CMA launches immediate review of audit sector
The Competition and Markets Authority (CMA) has launched a detailed study of the UK audit sector to examine concerns that it is not working well for the economy or investors.
The scope of the market study will be the supply of statutory audit services in the UK to large companies, both listed and private, and public interest entities (PIEs). It is unclear at this moment whether the reference to the term ‘large’ is in line with the definition of a large company in the Companies Act 2006.
As part of its review, the CMA will investigate whether the sector is competitive and resilient enough to maintain high-quality standards. They plan to issue their provisional findings before Christmas.
The move by the CMA comes amid growing concerns and criticism of auditors following recent corporate collapses, and poor results from the Financial Reporting Council (FRC) audit quality reviews.
The CMA identified five themes from the concerns that it has heard from stakeholders so far as well as the Competition Commission’s report in 2013 and its initial view of how the market functions. It aims to focus on three of these:
- Market choice - Changes put in place by the Competition Commission appear to have increased competition between the big four firms - Deloitte, KPMG, E&Y and PwC – but the largest UK companies still almost exclusively use one of them when selecting an auditor.
- Resilience - The market study will examine what the role of the big four firms means for the resilience of the audit market with the risk being that each of the big four auditors is “too big to fail”, potentially threatening long-term competition.
- Incentives - Companies, rather than their investors, select their auditor. The CMA’s work will examine whether that this results in a lack of incentive to produce challenging performance reviews.

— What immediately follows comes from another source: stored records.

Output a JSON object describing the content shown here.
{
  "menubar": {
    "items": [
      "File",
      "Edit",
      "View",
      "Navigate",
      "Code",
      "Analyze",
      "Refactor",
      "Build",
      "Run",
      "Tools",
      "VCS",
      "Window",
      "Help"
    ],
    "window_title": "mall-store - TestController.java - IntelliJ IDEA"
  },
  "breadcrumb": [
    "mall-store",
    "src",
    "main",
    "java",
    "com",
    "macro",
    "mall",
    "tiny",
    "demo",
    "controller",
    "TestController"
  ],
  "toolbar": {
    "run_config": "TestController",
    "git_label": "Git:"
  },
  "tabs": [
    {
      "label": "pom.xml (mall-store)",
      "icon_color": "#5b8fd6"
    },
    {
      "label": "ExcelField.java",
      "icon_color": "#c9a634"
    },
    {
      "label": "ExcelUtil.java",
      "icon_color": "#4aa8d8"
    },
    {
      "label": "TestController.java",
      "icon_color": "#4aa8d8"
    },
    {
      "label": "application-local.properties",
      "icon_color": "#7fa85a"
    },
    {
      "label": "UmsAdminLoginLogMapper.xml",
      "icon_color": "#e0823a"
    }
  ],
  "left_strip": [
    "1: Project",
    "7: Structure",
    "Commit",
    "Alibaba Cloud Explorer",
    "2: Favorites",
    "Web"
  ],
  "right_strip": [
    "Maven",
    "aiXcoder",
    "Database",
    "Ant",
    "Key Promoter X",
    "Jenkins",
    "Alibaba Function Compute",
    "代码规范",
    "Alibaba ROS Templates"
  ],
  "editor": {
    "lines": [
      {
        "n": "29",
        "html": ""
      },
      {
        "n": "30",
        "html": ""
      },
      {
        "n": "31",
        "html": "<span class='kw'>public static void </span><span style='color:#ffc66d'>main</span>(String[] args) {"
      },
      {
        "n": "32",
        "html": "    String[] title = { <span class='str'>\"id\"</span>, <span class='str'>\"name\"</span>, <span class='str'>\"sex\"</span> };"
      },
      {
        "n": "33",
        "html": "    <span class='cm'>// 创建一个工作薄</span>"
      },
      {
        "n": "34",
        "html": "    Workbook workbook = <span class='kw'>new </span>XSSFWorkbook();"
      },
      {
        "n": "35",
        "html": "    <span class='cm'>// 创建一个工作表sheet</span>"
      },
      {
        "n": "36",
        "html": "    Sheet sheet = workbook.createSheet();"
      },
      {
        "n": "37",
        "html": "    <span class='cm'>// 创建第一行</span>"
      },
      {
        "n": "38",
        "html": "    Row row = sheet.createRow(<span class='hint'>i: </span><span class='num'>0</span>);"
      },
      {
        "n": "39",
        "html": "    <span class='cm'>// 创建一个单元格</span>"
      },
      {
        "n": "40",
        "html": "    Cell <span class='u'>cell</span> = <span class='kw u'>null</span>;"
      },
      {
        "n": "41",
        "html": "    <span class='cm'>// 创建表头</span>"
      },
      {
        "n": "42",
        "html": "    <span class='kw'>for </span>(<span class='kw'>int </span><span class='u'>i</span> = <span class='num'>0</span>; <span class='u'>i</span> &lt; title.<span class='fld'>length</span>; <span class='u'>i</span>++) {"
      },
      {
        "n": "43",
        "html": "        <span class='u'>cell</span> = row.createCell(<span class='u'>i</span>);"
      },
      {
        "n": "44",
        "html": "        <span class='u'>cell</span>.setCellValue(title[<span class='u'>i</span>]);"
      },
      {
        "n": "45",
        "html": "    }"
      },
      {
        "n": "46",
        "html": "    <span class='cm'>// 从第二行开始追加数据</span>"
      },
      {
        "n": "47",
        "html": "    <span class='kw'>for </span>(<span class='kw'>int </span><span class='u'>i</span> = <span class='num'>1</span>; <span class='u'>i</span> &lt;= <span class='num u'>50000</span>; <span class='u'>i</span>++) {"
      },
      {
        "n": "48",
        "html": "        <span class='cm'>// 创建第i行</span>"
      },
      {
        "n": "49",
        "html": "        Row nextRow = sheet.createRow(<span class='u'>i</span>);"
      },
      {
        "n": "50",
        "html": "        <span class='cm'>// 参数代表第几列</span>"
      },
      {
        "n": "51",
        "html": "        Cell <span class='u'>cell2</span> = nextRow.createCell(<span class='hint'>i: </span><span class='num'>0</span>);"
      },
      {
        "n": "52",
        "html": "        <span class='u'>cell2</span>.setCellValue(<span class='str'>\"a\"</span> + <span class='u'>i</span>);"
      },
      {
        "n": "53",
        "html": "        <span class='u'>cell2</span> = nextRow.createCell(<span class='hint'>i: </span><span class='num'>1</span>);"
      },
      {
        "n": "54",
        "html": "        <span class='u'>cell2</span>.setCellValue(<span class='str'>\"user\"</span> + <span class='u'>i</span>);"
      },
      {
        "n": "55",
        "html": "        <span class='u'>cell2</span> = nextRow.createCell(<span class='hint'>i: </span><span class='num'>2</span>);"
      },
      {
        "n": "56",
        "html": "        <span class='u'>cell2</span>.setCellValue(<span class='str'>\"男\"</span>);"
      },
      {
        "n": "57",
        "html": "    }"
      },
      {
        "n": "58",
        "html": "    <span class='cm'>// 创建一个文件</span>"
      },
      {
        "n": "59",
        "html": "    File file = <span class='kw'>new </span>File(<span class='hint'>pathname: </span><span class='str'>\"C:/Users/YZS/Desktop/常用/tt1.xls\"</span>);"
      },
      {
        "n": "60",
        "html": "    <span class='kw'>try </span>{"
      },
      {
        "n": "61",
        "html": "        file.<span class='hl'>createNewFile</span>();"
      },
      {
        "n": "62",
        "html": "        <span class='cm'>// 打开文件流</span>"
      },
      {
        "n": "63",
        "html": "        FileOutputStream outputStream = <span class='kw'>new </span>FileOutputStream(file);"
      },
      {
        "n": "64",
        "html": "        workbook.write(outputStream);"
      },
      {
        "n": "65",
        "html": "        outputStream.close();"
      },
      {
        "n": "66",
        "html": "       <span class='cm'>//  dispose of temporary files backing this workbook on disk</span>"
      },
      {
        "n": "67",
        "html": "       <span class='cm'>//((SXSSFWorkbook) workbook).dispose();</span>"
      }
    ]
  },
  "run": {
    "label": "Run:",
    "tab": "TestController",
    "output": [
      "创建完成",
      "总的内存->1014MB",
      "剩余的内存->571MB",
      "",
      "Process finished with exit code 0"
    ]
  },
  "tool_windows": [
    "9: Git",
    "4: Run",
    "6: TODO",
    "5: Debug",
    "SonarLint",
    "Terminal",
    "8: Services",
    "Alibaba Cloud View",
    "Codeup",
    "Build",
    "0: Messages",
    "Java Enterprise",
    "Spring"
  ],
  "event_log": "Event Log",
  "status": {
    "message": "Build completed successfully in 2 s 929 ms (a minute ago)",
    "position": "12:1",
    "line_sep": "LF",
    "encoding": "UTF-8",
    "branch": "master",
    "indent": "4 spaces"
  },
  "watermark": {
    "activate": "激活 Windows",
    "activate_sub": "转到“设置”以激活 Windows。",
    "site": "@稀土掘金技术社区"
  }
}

In addition to the above, the CMA also identified two other themes, namely: the scope and purpose of the audit; and regulation of audit in the UK. However, it does not intend to focus on these because the former is furthest from its focus and expertise in the operation of markets, and the latter is to be addressed by the ongoing review of the FRC led by Sir John Kingman.
If the CMA finds evidence that the market is not working well after examining these areas, it will scrutinise all proposals for tackling them. It has, on a preliminary basis, identified three groups of measures which it believes are likely to hold the most promise in addressing the issues it has identified. These groups of measures could seek to:
- increase competition between the Big Four, for instance, by creating audit-only firms or placing greater restrictions on the other services that they can provide;
- increase competition from non-Big Four audit firms, for instance, through a market share cap and/or joint/shared audits; and/or
- address the incentives arising in audits, for instance, by moving responsibility for appointing auditors away from audited companies, in certain circumstances, to an independent body
Whilst the CMA acknowledges that one potential solution to increase choice and resilience would be to forcibly break-up the Big 4 firms, it acknowledges that the design and implementation of this measure would pose significant and potentially insurmountable challenges.
The CMA has written to the government about its market study and the possible need for legislation to implement its findings and those of the independent review of the Financial Reporting Council led by Sir John Kingman.